Six Flags recently began an “Online Meal Voucher” program, which claims to save you both time and money by purchasing your meals ahead of time, and redeeming your vouchers for food the day of your trip. Although innovative, I’ve found it really doesn’t save you much time. The only way it really saves you money is by preventing you from eating more food at other locations.
This is a good idea for those who love to have everything planned about their trip well ahead of time. (Even what you may feel like eating that day!) Be advised, if you feel like eating something else when you’re at the park – there are no refunds or exchanges on your meal vouchers.
It’s not very difficult to find the major coasters here, as they stick out predominantly on the park’s skyline. If the park looks or even feels crowded, the best course of action is to hit every major coaster as if you’re circuit training. Start at one end of the park, and work your way to the other. If time is a significant issue, consider investing in a “FlashPass.” For $15 per person, you can reserve your space in line, while you visit other attractions. When your predetermined time comes up, simply enter through the “FlashPass” entrance and your wait will be significantly reduced if there’s a wait at all.
Families with Children:
When you arrive, make sure to pick up a park map and show schedule. Try to convince the kids to save the rides until later on in the day and see every show you can.
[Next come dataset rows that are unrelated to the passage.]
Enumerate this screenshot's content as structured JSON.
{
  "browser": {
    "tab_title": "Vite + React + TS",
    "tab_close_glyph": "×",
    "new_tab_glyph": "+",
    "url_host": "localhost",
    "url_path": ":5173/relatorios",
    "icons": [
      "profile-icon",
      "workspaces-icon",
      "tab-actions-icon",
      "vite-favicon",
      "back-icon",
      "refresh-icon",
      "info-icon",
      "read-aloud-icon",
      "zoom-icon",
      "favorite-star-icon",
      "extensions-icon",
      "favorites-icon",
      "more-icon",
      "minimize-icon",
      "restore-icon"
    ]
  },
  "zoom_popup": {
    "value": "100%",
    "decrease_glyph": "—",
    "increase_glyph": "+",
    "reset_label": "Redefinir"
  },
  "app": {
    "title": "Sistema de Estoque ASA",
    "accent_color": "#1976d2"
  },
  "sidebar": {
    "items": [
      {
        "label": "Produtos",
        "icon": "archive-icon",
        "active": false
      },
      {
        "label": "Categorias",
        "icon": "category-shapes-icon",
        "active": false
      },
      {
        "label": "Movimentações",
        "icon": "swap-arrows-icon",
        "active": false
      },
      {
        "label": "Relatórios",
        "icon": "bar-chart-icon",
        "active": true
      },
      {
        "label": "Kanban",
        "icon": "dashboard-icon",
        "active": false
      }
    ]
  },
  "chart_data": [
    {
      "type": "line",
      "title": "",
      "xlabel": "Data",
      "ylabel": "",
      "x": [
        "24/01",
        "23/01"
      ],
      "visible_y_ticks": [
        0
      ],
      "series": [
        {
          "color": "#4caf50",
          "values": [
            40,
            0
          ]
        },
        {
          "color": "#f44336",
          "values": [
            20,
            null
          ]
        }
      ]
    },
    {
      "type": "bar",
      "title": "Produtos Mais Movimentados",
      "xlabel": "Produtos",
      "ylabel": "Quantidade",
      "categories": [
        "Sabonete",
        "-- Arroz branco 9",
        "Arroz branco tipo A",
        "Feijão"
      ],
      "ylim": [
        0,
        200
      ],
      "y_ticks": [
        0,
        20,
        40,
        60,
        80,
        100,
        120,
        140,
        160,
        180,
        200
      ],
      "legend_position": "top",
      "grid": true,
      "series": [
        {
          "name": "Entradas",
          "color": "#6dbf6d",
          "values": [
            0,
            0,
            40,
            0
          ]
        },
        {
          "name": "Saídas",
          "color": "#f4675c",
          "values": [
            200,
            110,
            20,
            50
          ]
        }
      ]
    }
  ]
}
Your kids will thank you when they get to play tug of war with an elephant. (Spoiler alert: The elephants have never lost!) Another must-see show is the Shouka Spectacular. If you want to stay dry, stay away from the lower bowl of seats. The kids on the other hand, should experience what it’s like to be hit with several hundred gallons of cold salt water at least once in their lifetime. Try to keep the rides to a minimum until later in the day, when most of the shows are no longer scheduled. If you have time flexibility, be sure to check out Thomas Town and Looney Tunes Seaport. This can also be the same plan used to tackle the park if you’re bringing grandkids.
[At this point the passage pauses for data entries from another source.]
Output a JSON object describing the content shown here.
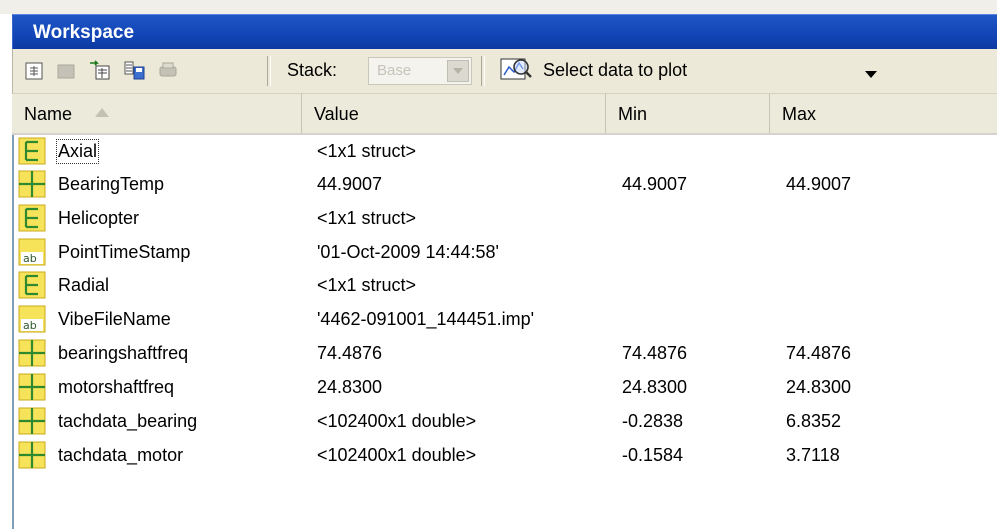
{
  "window": {
    "title": "Workspace"
  },
  "toolbar": {
    "stack_label": "Stack:",
    "stack_value": "Base",
    "plot_label": "Select data to plot",
    "buttons": [
      "new-variable-icon",
      "open-variable-icon",
      "import-data-icon",
      "save-workspace-icon",
      "print-icon"
    ]
  },
  "columns": {
    "name": "Name",
    "value": "Value",
    "min": "Min",
    "max": "Max"
  },
  "rows": [
    {
      "name": "Axial",
      "value": "<1x1 struct>",
      "min": "",
      "max": "",
      "icon": "struct-icon"
    },
    {
      "name": "BearingTemp",
      "value": "44.9007",
      "min": "44.9007",
      "max": "44.9007",
      "icon": "matrix-icon"
    },
    {
      "name": "Helicopter",
      "value": "<1x1 struct>",
      "min": "",
      "max": "",
      "icon": "struct-icon"
    },
    {
      "name": "PointTimeStamp",
      "value": "'01-Oct-2009 14:44:58'",
      "min": "",
      "max": "",
      "icon": "char-icon"
    },
    {
      "name": "Radial",
      "value": "<1x1 struct>",
      "min": "",
      "max": "",
      "icon": "struct-icon"
    },
    {
      "name": "VibeFileName",
      "value": "'4462-091001_144451.imp'",
      "min": "",
      "max": "",
      "icon": "char-icon"
    },
    {
      "name": "bearingshaftfreq",
      "value": "74.4876",
      "min": "74.4876",
      "max": "74.4876",
      "icon": "matrix-icon"
    },
    {
      "name": "motorshaftfreq",
      "value": "24.8300",
      "min": "24.8300",
      "max": "24.8300",
      "icon": "matrix-icon"
    },
    {
      "name": "tachdata_bearing",
      "value": "<102400x1 double>",
      "min": "-0.2838",
      "max": "6.8352",
      "icon": "matrix-icon"
    },
    {
      "name": "tachdata_motor",
      "value": "<102400x1 double>",
      "min": "-0.1584",
      "max": "3.7118",
      "icon": "matrix-icon"
    }
  ],
  "colors": {
    "title_bar": "#1245b6",
    "toolbar": "#ece9d8",
    "icon_fill": "#f7e35a",
    "icon_border": "#c9a81a"
  }
}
Other Tips –
When walking to or from the parking lot, be mindful it’s a long ½ mile walk. To get the juices flowing at the start of your day, you should make the walk to the park from the lot. But definitely wait for the tram when you head back out, no matter how long the line appears.
Once inside the park, jet on over to the all-day use locker pavilion past Guest Relations and behind the funnel cake restaurant. Make sure to bring along anything you might want for the rest of the day, to avoid the long trip back out to the car and back. This includes pants and a sweatshirt if the weather is expected to be cool later in the night. This way, you’ll have more time and energy to spend in the park, rather than walking back and forth that ½ mile to your car and back. These time-costly trips can easily take 30 minutes away from your day inside the park.
Final Tips –
If at all possible, avoid visiting this park on weekends during the summer as well as during any Cheerleader Competition or live concert by Lake Chabot. The park can be quickly overwhelmed with people and crowding can become an issue in smaller pathway areas.
If you’re a fan of being scared or really love Halloween, be sure to experience Fright Fest. Zombies take over the midway, haunted mazes pop up inside the park. You might even catch an authentic “freak show.” This spooktacular event begins around 4p.m. each October operating day and is not recommended for those under 14 years old. You have been warned!
Also, make sure to try and visit during the winter “Holiday in the Park” event, as this is one of only two parks open for significant periods of time in the winter here in Northern California.